▶ **RECORDS FOR THIS TASK**:
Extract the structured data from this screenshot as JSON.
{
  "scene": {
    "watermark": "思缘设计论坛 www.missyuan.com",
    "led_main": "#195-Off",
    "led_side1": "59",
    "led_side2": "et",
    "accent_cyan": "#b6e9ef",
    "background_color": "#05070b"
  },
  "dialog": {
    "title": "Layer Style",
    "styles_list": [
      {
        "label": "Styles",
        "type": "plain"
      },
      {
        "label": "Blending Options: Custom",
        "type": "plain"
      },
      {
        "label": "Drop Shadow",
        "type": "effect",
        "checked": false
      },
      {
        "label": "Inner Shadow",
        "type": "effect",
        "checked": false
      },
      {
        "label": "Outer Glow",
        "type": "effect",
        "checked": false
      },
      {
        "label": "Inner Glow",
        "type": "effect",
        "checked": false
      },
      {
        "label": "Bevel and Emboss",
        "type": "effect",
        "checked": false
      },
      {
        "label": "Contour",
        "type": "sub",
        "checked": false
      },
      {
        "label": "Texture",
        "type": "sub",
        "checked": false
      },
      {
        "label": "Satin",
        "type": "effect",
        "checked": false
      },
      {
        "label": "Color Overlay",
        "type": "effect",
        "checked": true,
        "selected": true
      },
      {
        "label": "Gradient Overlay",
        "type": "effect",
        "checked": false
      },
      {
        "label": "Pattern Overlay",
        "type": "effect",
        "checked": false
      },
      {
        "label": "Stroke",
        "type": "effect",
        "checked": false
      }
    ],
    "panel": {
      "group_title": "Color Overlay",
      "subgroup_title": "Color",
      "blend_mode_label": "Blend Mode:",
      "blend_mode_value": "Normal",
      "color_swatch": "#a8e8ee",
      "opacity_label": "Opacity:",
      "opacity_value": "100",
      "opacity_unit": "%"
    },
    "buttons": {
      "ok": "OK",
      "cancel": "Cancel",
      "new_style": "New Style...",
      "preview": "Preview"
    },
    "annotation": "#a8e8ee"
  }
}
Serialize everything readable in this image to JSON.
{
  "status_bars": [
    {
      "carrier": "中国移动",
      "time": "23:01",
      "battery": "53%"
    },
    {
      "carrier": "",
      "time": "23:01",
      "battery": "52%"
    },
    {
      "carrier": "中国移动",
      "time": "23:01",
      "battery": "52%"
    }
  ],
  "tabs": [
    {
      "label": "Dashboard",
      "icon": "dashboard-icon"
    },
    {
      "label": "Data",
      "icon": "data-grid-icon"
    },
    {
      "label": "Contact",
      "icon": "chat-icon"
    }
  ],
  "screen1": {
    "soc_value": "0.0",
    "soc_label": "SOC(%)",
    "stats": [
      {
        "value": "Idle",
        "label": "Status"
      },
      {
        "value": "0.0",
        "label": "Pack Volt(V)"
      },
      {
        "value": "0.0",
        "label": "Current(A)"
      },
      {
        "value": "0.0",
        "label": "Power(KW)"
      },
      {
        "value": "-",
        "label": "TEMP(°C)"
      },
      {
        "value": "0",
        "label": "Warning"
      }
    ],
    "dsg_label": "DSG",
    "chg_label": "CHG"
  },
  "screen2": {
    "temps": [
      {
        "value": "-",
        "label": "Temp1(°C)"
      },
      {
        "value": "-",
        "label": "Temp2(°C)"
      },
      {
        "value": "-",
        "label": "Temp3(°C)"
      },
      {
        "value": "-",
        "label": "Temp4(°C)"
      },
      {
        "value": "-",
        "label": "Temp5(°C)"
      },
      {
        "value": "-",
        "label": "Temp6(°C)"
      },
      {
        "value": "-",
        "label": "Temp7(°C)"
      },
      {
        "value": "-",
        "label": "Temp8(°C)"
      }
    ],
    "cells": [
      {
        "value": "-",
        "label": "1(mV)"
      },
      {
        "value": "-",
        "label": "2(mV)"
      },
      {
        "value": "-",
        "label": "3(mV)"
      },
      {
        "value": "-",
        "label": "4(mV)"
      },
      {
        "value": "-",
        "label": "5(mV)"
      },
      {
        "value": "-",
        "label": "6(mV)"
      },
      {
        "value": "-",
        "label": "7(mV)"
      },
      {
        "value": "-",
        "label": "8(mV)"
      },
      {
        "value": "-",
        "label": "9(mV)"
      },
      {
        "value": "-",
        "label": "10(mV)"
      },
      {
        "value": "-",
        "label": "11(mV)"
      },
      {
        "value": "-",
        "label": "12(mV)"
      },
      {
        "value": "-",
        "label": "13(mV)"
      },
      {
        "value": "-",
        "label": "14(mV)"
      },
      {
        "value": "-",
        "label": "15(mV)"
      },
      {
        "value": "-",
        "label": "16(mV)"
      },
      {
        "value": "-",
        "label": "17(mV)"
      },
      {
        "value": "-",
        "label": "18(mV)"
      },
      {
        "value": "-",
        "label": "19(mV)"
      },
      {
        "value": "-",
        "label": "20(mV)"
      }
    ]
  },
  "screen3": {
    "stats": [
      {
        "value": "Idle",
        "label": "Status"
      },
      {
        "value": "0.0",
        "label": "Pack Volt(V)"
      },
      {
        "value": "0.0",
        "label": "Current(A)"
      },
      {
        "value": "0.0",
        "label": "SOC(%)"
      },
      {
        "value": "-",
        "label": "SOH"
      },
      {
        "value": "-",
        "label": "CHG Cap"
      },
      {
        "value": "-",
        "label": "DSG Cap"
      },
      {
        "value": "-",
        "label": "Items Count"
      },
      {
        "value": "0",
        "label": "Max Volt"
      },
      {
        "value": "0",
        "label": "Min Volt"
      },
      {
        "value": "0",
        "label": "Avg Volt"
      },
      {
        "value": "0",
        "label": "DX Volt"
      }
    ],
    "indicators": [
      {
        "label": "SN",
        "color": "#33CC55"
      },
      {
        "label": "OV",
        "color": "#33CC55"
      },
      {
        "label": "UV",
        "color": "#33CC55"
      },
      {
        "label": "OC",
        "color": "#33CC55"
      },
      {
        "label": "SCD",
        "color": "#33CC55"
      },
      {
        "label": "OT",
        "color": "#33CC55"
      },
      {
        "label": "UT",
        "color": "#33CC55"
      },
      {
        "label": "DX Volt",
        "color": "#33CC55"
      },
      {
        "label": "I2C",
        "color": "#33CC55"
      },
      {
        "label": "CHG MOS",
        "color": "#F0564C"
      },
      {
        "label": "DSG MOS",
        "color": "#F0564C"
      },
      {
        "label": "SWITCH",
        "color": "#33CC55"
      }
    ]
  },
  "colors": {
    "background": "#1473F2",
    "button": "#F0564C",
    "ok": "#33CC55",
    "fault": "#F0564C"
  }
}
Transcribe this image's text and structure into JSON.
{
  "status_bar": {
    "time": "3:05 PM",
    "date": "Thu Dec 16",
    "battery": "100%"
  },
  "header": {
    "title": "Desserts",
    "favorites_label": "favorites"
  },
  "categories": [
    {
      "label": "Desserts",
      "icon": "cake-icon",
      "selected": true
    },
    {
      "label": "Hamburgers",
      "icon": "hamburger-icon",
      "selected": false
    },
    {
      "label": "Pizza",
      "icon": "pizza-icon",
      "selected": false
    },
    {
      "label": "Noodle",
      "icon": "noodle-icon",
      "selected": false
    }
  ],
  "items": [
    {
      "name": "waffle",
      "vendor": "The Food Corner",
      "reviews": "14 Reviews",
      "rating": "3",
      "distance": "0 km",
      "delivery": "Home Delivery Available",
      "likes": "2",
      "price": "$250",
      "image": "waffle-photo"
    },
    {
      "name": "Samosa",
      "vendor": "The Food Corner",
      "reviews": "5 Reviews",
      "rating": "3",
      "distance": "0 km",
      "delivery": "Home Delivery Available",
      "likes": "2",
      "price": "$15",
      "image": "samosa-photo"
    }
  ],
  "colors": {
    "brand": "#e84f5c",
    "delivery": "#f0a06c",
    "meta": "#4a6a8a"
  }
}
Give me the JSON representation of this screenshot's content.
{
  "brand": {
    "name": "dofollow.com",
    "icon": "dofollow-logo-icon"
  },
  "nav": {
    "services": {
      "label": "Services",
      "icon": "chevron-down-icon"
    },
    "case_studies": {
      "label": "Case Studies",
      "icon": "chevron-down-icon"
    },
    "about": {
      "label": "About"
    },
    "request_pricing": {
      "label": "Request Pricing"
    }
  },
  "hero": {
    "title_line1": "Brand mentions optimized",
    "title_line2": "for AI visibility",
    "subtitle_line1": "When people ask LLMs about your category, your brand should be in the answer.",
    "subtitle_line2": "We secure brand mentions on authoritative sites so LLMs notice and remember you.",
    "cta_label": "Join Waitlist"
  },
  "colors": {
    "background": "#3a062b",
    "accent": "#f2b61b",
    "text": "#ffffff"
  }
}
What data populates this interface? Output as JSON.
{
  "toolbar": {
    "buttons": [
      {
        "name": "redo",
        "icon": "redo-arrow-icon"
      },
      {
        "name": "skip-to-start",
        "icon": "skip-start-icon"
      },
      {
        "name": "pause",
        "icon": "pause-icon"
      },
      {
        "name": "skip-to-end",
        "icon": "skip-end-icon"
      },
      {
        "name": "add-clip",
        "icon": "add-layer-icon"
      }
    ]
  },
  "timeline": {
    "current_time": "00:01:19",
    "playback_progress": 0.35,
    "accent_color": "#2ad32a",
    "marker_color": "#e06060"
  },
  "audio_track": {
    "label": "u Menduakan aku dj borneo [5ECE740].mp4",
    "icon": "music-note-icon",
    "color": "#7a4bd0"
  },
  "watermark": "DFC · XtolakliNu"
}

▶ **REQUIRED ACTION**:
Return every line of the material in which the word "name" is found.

▶ **ANSWER SPACE**:
      "name": "waffle",
      "name": "Samosa",
    "name": "dofollow.com",
        "name": "redo",
        "name": "skip-to-start",
        "name": "pause",
        "name": "skip-to-end",
        "name": "add-clip",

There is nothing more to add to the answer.